--- ACTIVITY ---
Filter the entries for the word "automatically". Copy each line that has it.

--- RECORDS TO USE ---
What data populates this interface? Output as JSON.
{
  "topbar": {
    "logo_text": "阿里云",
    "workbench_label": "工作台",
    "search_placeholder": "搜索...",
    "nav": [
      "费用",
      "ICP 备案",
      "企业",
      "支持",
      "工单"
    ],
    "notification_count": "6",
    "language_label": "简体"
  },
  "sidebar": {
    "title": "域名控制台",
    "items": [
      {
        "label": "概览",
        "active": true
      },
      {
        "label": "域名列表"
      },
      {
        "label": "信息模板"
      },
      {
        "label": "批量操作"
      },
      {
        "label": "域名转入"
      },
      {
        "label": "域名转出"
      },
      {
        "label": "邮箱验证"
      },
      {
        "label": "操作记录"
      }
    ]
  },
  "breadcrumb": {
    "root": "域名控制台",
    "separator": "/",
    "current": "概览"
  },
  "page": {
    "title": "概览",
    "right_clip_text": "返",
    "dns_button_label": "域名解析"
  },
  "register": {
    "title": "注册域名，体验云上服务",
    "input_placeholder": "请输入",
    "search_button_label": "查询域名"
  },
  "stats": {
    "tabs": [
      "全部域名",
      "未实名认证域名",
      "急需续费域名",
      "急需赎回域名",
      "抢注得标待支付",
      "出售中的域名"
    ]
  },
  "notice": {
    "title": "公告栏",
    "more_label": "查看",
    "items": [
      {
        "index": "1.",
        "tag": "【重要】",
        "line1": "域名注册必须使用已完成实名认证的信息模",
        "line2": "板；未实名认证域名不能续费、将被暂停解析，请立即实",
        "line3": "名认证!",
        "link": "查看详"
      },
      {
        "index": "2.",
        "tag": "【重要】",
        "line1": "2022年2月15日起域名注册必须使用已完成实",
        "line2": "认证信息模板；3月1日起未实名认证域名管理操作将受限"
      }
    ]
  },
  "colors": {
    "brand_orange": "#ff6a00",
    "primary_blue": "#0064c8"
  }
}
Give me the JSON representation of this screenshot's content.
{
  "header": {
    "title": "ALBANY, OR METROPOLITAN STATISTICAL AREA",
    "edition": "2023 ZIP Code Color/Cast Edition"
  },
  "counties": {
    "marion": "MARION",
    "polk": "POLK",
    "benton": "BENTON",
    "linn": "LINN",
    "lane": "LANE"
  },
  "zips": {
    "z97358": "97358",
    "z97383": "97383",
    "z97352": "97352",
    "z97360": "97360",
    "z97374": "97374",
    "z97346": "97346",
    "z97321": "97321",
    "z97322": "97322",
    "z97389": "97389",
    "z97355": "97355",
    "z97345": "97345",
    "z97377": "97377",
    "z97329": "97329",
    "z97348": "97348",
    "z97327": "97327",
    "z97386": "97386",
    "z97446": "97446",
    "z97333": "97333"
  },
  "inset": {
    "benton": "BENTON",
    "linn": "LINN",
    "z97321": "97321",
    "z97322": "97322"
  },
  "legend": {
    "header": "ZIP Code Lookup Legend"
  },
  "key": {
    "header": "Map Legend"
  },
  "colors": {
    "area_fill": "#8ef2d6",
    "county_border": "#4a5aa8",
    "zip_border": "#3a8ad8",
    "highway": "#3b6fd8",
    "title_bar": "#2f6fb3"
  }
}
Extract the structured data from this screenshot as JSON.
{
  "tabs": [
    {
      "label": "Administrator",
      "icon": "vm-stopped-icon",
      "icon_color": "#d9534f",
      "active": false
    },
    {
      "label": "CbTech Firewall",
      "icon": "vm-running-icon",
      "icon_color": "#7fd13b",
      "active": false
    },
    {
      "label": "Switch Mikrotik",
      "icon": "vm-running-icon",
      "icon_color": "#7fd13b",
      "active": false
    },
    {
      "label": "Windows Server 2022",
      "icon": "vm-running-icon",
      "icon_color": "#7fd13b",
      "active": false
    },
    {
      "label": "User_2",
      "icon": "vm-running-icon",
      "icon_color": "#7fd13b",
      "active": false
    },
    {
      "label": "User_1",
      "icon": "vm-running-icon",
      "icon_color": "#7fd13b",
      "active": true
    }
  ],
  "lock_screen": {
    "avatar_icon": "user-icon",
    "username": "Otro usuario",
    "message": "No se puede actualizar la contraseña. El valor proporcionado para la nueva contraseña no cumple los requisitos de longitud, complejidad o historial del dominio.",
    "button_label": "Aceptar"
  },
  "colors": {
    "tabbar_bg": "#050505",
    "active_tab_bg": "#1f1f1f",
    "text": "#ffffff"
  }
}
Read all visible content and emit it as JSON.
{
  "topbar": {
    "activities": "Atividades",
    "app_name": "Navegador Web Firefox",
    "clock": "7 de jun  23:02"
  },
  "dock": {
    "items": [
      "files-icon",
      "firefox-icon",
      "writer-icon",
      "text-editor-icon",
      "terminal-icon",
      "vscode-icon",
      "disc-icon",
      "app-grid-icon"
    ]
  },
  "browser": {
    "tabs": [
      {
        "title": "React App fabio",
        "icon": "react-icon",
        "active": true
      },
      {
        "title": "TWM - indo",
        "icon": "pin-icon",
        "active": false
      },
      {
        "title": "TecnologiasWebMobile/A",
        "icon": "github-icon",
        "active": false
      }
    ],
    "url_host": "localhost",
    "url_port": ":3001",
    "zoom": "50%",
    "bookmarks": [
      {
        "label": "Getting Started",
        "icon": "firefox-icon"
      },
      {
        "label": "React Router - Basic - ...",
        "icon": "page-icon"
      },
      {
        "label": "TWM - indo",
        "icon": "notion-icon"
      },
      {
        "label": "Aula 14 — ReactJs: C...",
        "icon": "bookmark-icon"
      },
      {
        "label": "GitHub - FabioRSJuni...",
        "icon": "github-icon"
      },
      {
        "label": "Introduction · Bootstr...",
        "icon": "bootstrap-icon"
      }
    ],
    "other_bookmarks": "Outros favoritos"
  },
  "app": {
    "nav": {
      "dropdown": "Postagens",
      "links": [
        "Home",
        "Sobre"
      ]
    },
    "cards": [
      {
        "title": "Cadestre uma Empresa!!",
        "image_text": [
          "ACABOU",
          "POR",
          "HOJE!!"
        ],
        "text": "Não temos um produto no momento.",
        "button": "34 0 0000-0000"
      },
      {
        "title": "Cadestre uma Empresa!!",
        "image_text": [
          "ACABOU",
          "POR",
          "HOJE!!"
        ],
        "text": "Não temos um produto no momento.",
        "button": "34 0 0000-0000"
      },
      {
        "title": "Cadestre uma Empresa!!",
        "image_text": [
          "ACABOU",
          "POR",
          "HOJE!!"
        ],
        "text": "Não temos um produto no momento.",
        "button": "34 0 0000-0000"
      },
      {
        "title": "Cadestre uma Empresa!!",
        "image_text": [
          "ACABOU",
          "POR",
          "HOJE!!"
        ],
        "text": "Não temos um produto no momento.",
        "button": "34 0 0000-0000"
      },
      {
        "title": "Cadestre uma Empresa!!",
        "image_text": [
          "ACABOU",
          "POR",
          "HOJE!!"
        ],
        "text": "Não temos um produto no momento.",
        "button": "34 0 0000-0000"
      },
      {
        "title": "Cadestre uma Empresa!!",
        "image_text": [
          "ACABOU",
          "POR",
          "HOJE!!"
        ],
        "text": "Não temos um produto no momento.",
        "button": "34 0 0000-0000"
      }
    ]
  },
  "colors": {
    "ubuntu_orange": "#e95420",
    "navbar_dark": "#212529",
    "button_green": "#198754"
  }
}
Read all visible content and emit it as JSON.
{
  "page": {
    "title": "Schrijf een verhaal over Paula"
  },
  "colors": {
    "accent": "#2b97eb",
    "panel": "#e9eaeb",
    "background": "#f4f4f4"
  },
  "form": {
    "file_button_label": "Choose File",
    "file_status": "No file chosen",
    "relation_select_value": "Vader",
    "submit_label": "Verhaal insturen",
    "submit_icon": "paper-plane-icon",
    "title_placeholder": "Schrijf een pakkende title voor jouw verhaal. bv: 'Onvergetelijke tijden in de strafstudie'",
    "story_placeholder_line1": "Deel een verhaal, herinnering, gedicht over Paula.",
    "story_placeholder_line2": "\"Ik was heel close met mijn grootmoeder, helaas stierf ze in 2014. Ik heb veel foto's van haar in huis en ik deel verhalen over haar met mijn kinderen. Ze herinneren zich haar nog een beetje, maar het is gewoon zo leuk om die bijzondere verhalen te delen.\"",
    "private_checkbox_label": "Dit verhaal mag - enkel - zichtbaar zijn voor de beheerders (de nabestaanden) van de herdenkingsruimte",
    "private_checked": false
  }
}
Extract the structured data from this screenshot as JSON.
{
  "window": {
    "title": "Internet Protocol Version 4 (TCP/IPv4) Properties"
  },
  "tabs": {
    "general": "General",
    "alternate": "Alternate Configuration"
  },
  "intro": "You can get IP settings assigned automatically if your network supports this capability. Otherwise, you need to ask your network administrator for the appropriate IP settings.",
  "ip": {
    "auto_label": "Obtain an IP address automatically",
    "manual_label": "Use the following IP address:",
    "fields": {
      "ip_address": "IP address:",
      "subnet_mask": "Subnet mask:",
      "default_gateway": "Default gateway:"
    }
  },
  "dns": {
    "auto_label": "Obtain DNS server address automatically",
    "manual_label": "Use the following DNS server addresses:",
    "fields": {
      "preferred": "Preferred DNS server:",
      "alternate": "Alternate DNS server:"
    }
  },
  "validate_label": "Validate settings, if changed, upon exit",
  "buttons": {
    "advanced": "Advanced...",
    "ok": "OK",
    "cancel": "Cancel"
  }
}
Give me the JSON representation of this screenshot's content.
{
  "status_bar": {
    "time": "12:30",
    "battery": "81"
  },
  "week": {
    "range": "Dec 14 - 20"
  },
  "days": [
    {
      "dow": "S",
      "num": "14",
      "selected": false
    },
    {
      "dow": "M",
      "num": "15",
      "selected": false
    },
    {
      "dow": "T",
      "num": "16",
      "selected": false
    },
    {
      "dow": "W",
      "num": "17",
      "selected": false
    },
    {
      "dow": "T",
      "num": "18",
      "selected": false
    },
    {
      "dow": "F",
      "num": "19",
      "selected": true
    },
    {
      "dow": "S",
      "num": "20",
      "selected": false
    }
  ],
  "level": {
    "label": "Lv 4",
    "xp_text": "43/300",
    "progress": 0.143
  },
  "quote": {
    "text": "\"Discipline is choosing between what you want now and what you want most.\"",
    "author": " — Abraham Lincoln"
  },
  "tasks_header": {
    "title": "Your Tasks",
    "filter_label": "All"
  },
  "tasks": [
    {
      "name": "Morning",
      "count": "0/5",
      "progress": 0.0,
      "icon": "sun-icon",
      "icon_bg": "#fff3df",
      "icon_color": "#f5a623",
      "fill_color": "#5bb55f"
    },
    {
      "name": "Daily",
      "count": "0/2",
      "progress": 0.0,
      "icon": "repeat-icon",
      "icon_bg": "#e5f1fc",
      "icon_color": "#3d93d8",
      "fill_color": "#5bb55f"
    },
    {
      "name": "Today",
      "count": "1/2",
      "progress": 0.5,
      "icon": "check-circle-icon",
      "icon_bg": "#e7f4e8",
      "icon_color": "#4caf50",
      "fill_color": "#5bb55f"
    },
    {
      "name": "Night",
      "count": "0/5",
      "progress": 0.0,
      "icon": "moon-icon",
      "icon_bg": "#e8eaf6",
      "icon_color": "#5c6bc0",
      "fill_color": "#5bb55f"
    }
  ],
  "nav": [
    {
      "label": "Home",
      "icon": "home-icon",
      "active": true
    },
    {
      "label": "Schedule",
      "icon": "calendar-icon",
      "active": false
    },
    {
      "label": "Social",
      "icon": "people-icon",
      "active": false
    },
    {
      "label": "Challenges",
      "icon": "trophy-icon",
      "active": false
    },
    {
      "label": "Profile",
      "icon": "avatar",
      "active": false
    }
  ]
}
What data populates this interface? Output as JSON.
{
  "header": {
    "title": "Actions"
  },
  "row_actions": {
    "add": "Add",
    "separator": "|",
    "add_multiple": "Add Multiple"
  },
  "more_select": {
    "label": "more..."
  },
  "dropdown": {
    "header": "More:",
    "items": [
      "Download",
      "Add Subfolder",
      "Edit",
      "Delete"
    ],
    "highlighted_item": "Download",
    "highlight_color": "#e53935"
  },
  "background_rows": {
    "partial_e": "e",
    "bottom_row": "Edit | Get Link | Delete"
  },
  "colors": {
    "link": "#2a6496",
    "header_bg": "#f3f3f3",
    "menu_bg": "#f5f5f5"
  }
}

--- EXERCISE RESULT ---
  "intro": "You can get IP settings assigned automatically if your network supports this capability. Otherwise, you need to ask your network administrator for the appropriate IP settings.",
    "auto_label": "Obtain an IP address automatically",
    "auto_label": "Obtain DNS server address automatically",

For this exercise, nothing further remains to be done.